For many applications, standard trend data may not be adequate. Many of the factors affecting rock properties are incompletely ascertained.For example, acoustic velocities can be affected by numerous parameters, many of which cannot be measured.
To establish the basic relationships between physical properties and rock parameters, laboratory investigations are made.
Laboratory measurements of rock samples can provide controlled conditions and high data quality ("hard data").
In this chapter, we will tabulate important mineral and rock properties, and provide many of the mathematical models used to describe and predict properties.
Much of this summary is drawn upon the extensive work and compellations already available.
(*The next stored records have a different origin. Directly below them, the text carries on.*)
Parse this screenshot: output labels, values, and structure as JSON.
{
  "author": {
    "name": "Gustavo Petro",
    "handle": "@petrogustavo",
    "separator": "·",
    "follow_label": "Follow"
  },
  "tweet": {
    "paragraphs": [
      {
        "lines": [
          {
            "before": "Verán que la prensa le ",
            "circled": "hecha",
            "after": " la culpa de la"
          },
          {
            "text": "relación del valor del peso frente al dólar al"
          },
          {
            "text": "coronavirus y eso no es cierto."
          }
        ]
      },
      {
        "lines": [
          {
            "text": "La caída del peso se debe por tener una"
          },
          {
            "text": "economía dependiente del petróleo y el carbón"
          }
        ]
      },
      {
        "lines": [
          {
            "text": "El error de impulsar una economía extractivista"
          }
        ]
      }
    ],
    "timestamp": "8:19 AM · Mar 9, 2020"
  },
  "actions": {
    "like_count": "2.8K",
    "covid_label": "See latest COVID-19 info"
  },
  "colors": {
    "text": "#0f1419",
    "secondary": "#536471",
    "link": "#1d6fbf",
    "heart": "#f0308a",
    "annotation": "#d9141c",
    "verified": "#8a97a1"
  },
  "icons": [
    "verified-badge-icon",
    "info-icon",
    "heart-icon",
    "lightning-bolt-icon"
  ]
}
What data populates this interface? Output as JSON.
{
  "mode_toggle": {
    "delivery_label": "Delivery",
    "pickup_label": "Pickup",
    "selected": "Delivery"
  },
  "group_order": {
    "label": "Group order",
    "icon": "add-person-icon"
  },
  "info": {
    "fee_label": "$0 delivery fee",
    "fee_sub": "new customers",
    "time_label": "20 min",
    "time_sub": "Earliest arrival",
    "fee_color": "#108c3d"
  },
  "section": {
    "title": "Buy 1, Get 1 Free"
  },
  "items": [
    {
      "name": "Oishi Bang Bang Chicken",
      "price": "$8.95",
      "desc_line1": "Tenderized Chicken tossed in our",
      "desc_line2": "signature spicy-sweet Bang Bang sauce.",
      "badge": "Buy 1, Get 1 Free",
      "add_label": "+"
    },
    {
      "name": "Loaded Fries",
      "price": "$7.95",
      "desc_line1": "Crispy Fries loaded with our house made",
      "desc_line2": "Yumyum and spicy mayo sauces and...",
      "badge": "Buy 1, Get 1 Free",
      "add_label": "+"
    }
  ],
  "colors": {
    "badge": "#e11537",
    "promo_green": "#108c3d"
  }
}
Although hydrocarbon reservoirs have been found in all three rock types, we will consider here primarily sedimentary rocks, by far the most common rocks associated with hydrocarbons.
Minerals are defined as naturally occurring solids: They have a definite structure, composition, and suite of properties that are either fixed or vary systematically within a definite range.
These relationships can be extended to a larger scale, or can even be made scaleless.
Typically, models and relations based on laboratory data are then applied to in-situ measurements to derive the parameters we actually need (say, permeability) from information we can actually collect (say, density and gamma ray radiation).
Most theoretical models are built on simplified physical concepts: what are the properties of an ideal porous media.